It can leave a feeling of remoteness and some have expressed regret that Hermes is no longer here to perform its important function and plug the gap between school and home.

Please do hang in there with “Notes From A Small School” because it has great worth on its own merit.

Our faithful previous audience misses a more lighted hearted hop, skip and jump through the annals of time so here’s a blast from the past to keep you going while you “jump ship”!

Animals continue to feature significantly in all our lives during lockdown. Betsy and Bonnie are growing rapidly and are fast approaching the canine equivalence of adolescence – greedy, grumpy and gangly. The community dog population is soon to be enlarged by +1 as a deerhound called Duchess (no less!) is due to join our community kennel. Now that’s a rare breed of fine nobility. I hope to bring you a photo asap once she has arrived to look after Daisy and Iris!

Bomber has enjoyed the last flushes of summer life and has shrunk back into his shell for the next five months. Along with all tortoise owners (and we’re a growing mass) I’ll be nervously twitching through his hibernation.

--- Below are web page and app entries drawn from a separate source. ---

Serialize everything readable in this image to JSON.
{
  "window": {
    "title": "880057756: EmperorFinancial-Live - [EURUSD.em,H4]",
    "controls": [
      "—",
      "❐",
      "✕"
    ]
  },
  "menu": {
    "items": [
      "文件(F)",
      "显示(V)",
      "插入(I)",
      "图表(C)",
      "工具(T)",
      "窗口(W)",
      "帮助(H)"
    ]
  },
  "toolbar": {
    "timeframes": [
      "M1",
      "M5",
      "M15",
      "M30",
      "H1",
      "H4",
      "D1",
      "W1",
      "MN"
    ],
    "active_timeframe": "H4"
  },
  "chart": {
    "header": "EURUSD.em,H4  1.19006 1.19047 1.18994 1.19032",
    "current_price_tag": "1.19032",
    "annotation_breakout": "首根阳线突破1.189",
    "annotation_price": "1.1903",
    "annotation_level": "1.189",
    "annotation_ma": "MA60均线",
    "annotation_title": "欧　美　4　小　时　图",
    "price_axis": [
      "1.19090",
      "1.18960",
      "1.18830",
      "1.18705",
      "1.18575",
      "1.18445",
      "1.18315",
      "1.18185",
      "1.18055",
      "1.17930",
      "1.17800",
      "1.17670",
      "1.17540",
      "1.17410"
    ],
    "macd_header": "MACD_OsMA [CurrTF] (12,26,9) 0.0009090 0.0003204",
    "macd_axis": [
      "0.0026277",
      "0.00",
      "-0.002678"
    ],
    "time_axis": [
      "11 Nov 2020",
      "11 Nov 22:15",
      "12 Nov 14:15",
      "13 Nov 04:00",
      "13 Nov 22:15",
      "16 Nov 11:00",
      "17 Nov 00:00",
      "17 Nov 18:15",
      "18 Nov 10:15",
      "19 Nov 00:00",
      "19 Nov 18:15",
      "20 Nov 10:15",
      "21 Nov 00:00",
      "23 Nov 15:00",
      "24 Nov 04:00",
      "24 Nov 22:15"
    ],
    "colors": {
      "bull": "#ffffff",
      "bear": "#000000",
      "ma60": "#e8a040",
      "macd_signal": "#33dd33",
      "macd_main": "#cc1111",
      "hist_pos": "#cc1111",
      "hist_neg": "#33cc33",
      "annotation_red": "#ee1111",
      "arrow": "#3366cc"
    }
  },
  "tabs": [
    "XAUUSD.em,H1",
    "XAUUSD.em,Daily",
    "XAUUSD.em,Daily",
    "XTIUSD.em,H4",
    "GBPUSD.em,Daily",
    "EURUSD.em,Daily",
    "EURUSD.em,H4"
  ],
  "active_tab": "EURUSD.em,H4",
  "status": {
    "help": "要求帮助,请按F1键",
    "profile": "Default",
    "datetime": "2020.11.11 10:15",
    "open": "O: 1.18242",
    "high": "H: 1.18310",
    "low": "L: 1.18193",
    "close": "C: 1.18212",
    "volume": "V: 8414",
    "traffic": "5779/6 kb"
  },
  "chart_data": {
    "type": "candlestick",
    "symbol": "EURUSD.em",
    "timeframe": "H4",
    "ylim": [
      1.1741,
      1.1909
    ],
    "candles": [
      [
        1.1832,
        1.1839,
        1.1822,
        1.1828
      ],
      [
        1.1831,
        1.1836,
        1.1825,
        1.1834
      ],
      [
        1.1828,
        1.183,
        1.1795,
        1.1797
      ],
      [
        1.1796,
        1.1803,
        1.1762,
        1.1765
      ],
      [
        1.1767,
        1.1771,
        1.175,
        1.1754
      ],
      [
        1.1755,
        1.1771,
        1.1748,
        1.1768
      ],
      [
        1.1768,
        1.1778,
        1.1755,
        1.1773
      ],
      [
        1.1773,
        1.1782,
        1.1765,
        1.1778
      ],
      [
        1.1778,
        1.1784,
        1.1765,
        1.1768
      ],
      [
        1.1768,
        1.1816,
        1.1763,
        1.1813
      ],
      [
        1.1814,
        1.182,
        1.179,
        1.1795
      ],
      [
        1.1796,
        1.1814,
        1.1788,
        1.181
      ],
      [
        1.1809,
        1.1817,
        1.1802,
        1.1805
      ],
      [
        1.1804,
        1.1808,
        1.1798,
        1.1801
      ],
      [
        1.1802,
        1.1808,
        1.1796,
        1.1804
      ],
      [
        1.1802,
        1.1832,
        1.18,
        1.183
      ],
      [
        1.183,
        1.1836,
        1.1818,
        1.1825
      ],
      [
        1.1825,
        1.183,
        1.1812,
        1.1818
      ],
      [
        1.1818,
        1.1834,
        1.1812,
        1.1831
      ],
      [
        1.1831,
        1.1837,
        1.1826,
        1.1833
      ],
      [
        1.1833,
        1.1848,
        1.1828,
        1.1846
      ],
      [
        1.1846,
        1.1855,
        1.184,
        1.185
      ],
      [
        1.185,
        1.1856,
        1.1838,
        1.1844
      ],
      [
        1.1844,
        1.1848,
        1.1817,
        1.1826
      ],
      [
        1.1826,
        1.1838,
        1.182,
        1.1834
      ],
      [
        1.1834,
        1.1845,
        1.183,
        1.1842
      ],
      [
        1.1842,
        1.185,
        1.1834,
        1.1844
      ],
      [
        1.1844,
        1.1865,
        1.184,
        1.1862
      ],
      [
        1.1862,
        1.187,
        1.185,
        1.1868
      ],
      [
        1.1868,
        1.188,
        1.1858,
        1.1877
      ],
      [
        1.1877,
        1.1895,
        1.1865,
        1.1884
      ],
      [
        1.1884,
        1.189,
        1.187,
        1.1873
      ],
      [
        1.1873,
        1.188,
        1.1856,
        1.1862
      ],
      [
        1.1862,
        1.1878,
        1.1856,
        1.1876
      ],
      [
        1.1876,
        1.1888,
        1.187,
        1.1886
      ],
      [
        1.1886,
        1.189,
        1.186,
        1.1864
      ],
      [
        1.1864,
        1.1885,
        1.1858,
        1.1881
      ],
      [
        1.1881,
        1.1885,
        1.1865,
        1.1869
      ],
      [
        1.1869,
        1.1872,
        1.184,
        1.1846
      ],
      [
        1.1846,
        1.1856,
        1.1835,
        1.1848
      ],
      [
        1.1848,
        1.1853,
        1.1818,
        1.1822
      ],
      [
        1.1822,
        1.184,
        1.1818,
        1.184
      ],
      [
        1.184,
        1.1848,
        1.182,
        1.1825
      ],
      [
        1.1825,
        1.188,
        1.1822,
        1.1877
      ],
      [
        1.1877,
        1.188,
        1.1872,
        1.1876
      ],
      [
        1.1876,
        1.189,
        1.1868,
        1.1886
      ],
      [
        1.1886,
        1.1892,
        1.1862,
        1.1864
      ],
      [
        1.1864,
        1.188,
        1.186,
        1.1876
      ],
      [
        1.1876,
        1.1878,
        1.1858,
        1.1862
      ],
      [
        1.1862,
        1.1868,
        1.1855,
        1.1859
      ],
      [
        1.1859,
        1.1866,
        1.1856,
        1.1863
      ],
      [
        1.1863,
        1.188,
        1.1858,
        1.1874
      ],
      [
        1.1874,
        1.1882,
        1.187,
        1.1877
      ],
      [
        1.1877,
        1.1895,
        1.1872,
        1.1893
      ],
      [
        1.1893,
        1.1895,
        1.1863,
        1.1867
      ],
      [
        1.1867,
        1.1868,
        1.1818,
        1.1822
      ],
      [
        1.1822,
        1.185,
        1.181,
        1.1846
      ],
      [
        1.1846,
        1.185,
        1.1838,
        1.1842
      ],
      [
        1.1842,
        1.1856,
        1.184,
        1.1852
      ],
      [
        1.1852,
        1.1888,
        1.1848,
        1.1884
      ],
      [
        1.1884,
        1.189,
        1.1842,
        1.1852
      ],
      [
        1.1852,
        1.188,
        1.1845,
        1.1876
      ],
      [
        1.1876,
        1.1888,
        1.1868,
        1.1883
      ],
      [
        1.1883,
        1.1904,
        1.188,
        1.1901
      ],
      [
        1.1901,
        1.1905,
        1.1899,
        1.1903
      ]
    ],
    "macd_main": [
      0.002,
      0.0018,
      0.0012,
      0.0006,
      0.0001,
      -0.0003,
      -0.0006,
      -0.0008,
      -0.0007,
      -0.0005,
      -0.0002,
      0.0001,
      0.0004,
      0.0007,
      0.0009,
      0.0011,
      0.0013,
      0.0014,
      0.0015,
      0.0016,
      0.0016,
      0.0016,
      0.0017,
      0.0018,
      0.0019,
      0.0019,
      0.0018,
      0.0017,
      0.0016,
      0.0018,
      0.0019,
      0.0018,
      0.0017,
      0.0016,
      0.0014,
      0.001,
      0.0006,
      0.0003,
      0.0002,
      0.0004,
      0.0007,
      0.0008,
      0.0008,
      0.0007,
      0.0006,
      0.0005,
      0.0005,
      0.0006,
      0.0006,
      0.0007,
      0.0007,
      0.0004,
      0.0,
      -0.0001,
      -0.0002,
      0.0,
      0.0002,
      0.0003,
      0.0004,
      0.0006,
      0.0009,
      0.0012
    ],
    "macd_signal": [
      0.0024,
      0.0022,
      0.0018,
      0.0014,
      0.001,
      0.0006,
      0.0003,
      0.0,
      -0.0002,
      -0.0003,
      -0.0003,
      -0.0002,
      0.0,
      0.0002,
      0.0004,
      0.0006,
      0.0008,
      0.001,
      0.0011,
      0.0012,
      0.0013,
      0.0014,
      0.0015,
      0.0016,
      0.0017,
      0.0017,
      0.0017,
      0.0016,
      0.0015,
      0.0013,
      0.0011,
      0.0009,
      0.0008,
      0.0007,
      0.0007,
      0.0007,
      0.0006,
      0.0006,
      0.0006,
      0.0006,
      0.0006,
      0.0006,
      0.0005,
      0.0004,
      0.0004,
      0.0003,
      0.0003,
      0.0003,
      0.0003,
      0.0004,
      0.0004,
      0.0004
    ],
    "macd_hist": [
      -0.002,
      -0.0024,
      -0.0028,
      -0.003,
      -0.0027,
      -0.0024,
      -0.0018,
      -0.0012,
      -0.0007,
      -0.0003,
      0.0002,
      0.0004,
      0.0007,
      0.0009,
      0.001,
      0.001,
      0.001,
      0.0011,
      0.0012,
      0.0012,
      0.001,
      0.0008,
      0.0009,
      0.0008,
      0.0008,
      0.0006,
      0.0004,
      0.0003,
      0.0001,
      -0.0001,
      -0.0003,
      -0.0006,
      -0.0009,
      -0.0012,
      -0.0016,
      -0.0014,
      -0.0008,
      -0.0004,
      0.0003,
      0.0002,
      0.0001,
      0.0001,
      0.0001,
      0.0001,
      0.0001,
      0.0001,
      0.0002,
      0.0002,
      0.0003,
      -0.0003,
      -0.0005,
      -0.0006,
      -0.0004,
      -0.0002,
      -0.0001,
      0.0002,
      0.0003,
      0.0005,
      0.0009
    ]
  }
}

Staying with pets, Lydia (now Mrs Griffin) and I have a daily avian conversation about our small flocks. It breaks the tedium of panicking about unwell children with coughs. The reduction in daylight hours has meant our egg supplies have dried up and we face a winter of feeding without due reward. Mine are earning their keep (or corn) by free-ranging round my once tidy garden, scavenging for any mite and generally doing useful housekeeping tasks.

On the wild animal front, I have been amazed at how many hedgehogs there are at the moment. My early morning and late night walks with a head torch have revealed more numbers than I’ve seen for sometime now. Curiously, I’ve never seen an urban fox in Dorchester in the 8 years I have lived here. I have though been privileged to see three otters on my piscatorial travels around the Frome and her many carriers. Others have swum with dolphins and been sung to by seals.

Elsewhere in school, we don’t seem to have had many hatches or matches. There’s been no COVID baby boom to my knowledge unless you know differently?

Many of our staff including Mrs Pitman, Mrs Hill, Mr Stazicker and Mrs Sewed have all sent their “freshers” away to university. The poor blighters! Having waited many years to escape their unreasonable parents and strict confines of home, hoping to get up to all sorts of mischief without their parents finding out, they find themselves confined to barracks and under tighter restrictions than when they were at home. Lectures are via zoom and social gatherings are banned. My heart goes out to them!

Wishing you a lovely weekend with your families!